The Jacksons were already gone by then, but their legend in Gary was massive -- held aloft by a proud citizenry who were happy someone, starting from nothing, could scale the highest heights. Six years younger than Michael, I watched him scurry across stages on The Mike Douglas Show and Soul Train, dreaming my own fantasies of escape and achievement.
Though I never met him, Michael and I shared a few odd similarities, starting with our Gary heritage. He was one of Motown's brightest stars; I eventually made a record for Motown in the '80s, just before legendary founder Berry Gordy sold the company. (Suffice to say, unlike Mike, however, Berry never really liked our group's work.)
When Michael locked lips in the most awkward kiss ever televised, plastering trophy wife Lisa Marie Presley in a stilted display which left no doubt how little physical passion actually existed between them, I was just a few feet away, chronicling the oddest start to the MTV Video Music Awards ever in the bowels of Radio City Music Hall in New York City.
But the only thing I learned from such synchronicity, was how to separate the man from the material. From the moment he sang a love song to a pet rat in 1972's Ben, we always suspected something was odd about the shy performing dynamo; when his skin began to grow as light as pal Elizabeth Taylor's, the suspicions were confirmed.
In Gary, folks seemed to have a love/hate relationship with the Jacksons, particularly as Michael's fame grew in the late '80s. I still remember how many in Gary hoped that a post-Thriller, superstar Michael Jackson might revisit the crack-ravaged city and lend a helping hand.
Instead, legend has it a few of the lesser-known Jacksons -- perhaps Tito and Marlon? -- stopped by in an armored car. Even Gary's most famous sons were too scared to return home without serious protection.
In an odd way, that same dynamic played out across the media the night he died, as news outlets struggled to memorialize Michael Jackson in a manner befitting the world's largest pop star, while also acknowledging that he was one screwed up dude (click below to read more).
Here's my fave MJ moment on TV; his first televised moonwalk:
Could the same man who gave us Rock With You, Thriller, ABC and the moonwalk be the same guy accused of abusing young boys, sleeping in a hyperbaric oxygen chamber, struggling with massive debt and possibly abusing prescription medication? And can we celebrate one side of this complex, often tortured artist without seeming to mitigate the awfulness of the other?
That's a tall order. Especially for television, which usually has just one emotional setting per story (I'm still snickering over Keith Olbermann calling Michael's dangling of his son over a balcony before the paparazzi one of the most horrifying images of the era).

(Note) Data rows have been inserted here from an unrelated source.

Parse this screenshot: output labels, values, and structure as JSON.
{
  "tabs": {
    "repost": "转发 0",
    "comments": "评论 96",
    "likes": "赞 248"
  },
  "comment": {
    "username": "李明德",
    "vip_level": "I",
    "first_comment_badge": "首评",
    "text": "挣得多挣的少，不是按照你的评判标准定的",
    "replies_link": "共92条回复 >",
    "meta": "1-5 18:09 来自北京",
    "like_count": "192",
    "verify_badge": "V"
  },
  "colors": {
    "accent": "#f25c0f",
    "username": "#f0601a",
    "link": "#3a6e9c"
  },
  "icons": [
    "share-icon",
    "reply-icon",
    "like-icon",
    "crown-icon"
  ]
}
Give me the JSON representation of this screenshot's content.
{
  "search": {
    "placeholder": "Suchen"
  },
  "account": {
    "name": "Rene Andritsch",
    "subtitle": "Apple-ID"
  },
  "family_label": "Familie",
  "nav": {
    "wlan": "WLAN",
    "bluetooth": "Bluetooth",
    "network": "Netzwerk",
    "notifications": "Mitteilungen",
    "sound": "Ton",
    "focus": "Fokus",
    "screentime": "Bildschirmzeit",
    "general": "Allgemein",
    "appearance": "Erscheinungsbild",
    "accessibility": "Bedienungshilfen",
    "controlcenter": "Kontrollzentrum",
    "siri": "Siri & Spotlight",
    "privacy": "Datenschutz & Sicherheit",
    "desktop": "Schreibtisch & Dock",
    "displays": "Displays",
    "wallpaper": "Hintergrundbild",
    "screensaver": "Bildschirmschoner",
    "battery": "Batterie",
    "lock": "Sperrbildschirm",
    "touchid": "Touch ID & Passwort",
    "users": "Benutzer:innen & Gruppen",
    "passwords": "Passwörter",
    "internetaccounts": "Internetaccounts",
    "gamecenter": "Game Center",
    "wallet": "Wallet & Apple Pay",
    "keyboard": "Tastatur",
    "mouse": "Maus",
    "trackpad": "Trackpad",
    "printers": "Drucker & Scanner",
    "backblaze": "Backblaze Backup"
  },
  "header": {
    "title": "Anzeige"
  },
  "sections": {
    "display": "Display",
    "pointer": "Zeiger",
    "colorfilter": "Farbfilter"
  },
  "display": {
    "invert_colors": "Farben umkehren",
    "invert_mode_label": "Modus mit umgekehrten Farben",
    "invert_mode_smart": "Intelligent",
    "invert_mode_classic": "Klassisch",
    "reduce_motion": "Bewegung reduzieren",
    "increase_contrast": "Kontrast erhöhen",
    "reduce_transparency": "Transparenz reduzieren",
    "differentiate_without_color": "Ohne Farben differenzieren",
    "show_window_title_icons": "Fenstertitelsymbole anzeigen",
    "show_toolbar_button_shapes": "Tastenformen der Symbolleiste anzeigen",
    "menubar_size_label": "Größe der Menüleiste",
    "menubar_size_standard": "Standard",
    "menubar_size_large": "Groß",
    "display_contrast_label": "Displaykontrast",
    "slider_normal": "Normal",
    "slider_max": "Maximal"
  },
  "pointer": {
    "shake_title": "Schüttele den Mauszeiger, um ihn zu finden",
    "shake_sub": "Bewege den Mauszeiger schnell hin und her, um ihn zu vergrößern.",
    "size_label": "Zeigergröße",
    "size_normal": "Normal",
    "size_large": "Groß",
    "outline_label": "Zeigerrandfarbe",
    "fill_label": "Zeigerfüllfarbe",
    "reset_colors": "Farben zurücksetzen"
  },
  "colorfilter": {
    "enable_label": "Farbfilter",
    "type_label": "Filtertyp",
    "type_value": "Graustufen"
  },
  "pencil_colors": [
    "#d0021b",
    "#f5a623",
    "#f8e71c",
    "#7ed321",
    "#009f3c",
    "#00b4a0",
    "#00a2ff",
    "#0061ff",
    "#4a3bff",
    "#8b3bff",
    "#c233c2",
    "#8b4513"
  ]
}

And that poignancy is always what made Michael Jackson so compelling. He'd floor you with his mastery of dance moves during an amazing rendition of Billie Jean during the Motown 25 celebration -- his moonwalk on that 1984 show was when we all knew he was a superstar -- then astonish you with a head-scratching personal oddity like trying to buy the Elephant Man's bones.
In the end, despite all our similarities, I think I felt the same connection to Michael Jackson that every pop culture lover of a certain age maintained. His music was the soundtrack to our best moments, deepest passions and most treasured experiences.
But our desire for bigger and bigger pieces of him -- combined with his own drive to be the biggest star of all time -- seemed to eat away at his life.
Which leaves all us fans to wonder: Did we admire him so much that we helped kill him, even just a little bit?